*EXERCISE*. Retype the material below, keeping each line identical.

· · · ·

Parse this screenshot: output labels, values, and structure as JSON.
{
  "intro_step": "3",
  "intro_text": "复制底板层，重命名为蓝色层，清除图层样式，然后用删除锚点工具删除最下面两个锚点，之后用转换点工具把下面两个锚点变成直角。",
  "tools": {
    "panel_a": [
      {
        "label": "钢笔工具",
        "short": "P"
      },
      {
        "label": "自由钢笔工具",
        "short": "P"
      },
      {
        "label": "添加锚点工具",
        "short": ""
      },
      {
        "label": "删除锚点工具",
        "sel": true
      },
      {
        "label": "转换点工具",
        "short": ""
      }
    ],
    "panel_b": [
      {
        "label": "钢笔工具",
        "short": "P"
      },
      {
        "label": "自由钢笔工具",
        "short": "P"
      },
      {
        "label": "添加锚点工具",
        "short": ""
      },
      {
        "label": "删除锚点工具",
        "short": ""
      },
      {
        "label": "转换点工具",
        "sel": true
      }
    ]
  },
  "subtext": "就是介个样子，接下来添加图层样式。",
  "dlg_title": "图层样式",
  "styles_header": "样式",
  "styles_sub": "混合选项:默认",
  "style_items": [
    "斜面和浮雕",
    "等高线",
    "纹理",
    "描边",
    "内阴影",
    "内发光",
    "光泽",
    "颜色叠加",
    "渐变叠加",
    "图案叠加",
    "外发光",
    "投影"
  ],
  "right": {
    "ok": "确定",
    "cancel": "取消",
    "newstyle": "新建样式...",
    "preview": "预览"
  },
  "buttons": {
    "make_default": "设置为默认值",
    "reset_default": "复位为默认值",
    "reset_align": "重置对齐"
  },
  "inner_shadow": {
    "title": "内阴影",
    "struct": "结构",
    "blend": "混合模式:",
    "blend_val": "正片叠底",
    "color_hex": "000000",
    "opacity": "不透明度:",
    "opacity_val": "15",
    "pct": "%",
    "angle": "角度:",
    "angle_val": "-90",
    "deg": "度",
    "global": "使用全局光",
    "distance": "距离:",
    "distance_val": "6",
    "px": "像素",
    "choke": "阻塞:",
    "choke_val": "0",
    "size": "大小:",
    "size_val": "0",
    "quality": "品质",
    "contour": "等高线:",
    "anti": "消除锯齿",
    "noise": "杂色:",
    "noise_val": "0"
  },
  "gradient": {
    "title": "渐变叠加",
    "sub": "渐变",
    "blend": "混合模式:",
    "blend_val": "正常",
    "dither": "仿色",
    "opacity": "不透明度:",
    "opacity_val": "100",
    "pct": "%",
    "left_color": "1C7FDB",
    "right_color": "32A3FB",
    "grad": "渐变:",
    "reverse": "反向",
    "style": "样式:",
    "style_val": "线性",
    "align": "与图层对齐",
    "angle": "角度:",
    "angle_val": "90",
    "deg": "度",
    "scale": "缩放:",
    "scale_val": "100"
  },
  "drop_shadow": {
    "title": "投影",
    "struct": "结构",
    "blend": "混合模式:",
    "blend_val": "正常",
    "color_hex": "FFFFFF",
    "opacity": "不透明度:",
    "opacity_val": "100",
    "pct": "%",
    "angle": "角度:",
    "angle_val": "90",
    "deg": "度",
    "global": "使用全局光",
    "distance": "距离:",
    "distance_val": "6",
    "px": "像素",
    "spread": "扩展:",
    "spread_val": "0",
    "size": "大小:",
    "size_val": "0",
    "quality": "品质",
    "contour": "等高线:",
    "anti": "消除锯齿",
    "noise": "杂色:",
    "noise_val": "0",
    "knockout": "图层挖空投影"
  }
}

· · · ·

*TASK ANSWER*.
Parse this screenshot: output labels, values, and structure as JSON.
{
  "intro_step": "3",
  "intro_text": "复制底板层，重命名为蓝色层，清除图层样式，然后用删除锚点工具删除最下面两个锚点，之后用转换点工具把下面两个锚点变成直角。",
  "tools": {
    "panel_a": [
      {
        "label": "钢笔工具",
        "short": "P"
      },
      {
        "label": "自由钢笔工具",
        "short": "P"
      },
      {
        "label": "添加锚点工具",
        "short": ""
      },
      {
        "label": "删除锚点工具",
        "sel": true
      },
      {
        "label": "转换点工具",
        "short": ""
      }
    ],
    "panel_b": [
      {
        "label": "钢笔工具",
        "short": "P"
      },
      {
        "label": "自由钢笔工具",
        "short": "P"
      },
      {
        "label": "添加锚点工具",
        "short": ""
      },
      {
        "label": "删除锚点工具",
        "short": ""
      },
      {
        "label": "转换点工具",
        "sel": true
      }
    ]
  },
  "subtext": "就是介个样子，接下来添加图层样式。",
  "dlg_title": "图层样式",
  "styles_header": "样式",
  "styles_sub": "混合选项:默认",
  "style_items": [
    "斜面和浮雕",
    "等高线",
    "纹理",
    "描边",
    "内阴影",
    "内发光",
    "光泽",
    "颜色叠加",
    "渐变叠加",
    "图案叠加",
    "外发光",
    "投影"
  ],
  "right": {
    "ok": "确定",
    "cancel": "取消",
    "newstyle": "新建样式...",
    "preview": "预览"
  },
  "buttons": {
    "make_default": "设置为默认值",
    "reset_default": "复位为默认值",
    "reset_align": "重置对齐"
  },
  "inner_shadow": {
    "title": "内阴影",
    "struct": "结构",
    "blend": "混合模式:",
    "blend_val": "正片叠底",
    "color_hex": "000000",
    "opacity": "不透明度:",
    "opacity_val": "15",
    "pct": "%",
    "angle": "角度:",
    "angle_val": "-90",
    "deg": "度",
    "global": "使用全局光",
    "distance": "距离:",
    "distance_val": "6",
    "px": "像素",
    "choke": "阻塞:",
    "choke_val": "0",
    "size": "大小:",
    "size_val": "0",
    "quality": "品质",
    "contour": "等高线:",
    "anti": "消除锯齿",
    "noise": "杂色:",
    "noise_val": "0"
  },
  "gradient": {
    "title": "渐变叠加",
    "sub": "渐变",
    "blend": "混合模式:",
    "blend_val": "正常",
    "dither": "仿色",
    "opacity": "不透明度:",
    "opacity_val": "100",
    "pct": "%",
    "left_color": "1C7FDB",
    "right_color": "32A3FB",
    "grad": "渐变:",
    "reverse": "反向",
    "style": "样式:",
    "style_val": "线性",
    "align": "与图层对齐",
    "angle": "角度:",
    "angle_val": "90",
    "deg": "度",
    "scale": "缩放:",
    "scale_val": "100"
  },
  "drop_shadow": {
    "title": "投影",
    "struct": "结构",
    "blend": "混合模式:",
    "blend_val": "正常",
    "color_hex": "FFFFFF",
    "opacity": "不透明度:",
    "opacity_val": "100",
    "pct": "%",
    "angle": "角度:",
    "angle_val": "90",
    "deg": "度",
    "global": "使用全局光",
    "distance": "距离:",
    "distance_val": "6",
    "px": "像素",
    "spread": "扩展:",
    "spread_val": "0",
    "size": "大小:",
    "size_val": "0",
    "quality": "品质",
    "contour": "等高线:",
    "anti": "消除锯齿",
    "noise": "杂色:",
    "noise_val": "0",
    "knockout": "图层挖空投影"
  }
}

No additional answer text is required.